North Gujarat, Saurashtra and Kutch had a chronic water scarcity. On an average, dams and reservoirs there were filled to 24-25% of capacity. Exasperated by the endless plans for water trains and tankers, Modi told Gujarat’s civil servants, “I don’t want to just manage the situation, I want a solution.”

Within six years, he had his results. From 2008, the water table in Gujarat has actually been rising. 80% of households in the state have access to piped water. A network of canals takes the floodwaters of south Gujarat to Saurashtra and other water-scarce regions to irrigate farmland, recharge groundwater and fill dams and reservoirs. 2019 saw abundant rains. Those dams and reservoirs — once filled to no more than a quarter of capacity — have been completely filled twice. A pioneering state water grid covers three-fourths of Gujarat — 14,000 of 18,500 villages.

Enlightened water policy needs infrastructure. But more than that, it requires institutions with local and village ownership. Both JJM and the Jal Shakti Abhiyan — a preparatory campaign to empower local communities, in cooperation with state and GoI agencies, and work towards water conservation in 256 water-stressed districts — are designed for village-level ownership.

Intrinsic to JJM is rejuvenation of rivers, as well as other local water sources. Augmenting water availability is the sum of several efforts: conservation and revival; recycle and reuse of water (including grey water); rainwater harvesting; judicious use of water for farming (an expansion of ‘per drop, more crop’); efficient use of water in industry; in situ treatment of waste, rather than transporting it long distances using copious quantities of water.

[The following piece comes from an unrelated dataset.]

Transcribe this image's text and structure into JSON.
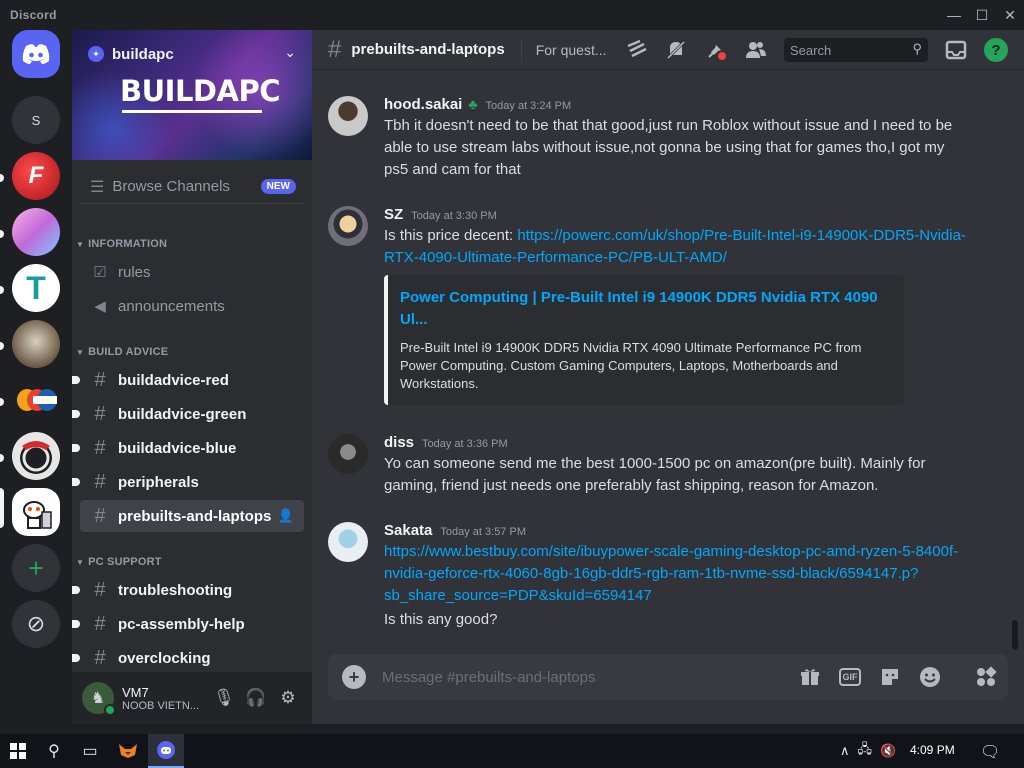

Labelling products, or pushing industry to benchmark optimal use of water, is a distinct possibility. A relook at water-guzzling sugarcane —with a value chain that sucks in subsidies at various stages — may finally be attempted. Reimagining the public health engineering department (PHED) as not just a technical body but also as a public utility that oversees water entitlements as well as pricing of such entitlements is a goal. Digital sensors could facilitate remote monitoring of household water supply and quality, and eliminate tedious meter readings. In any community, water is intensely political. Modi hopes to decentralise water source revival, recharge and distribution, with the community taking control. Particularly exciting will be the mandatory participation of women — the biggest gainers from assured supply —in water management.

Such devolution will be incentivised by GoI, linked to milestones state governments and gram panchayats must reach, and hand-held by NGOs. For instance, JJM could tie up with the skill development ministry to train village women to measure turbidity and quality.

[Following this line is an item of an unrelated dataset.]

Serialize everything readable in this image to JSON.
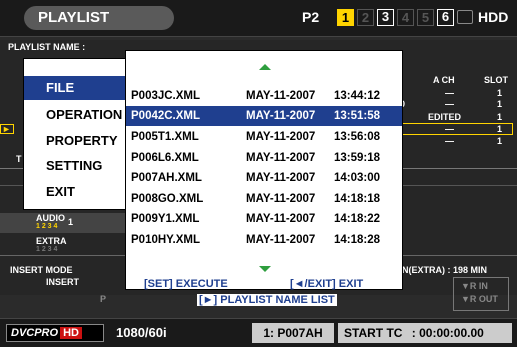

If all this succeeds, water will be the Modi administration’s true revolution.

This commentary originally appeared in Economic Times.

The views expressed above belong to the author(s). ORF research and analyses now available on Telegram! Click here to access our curated content — blogs, longforms and interviews.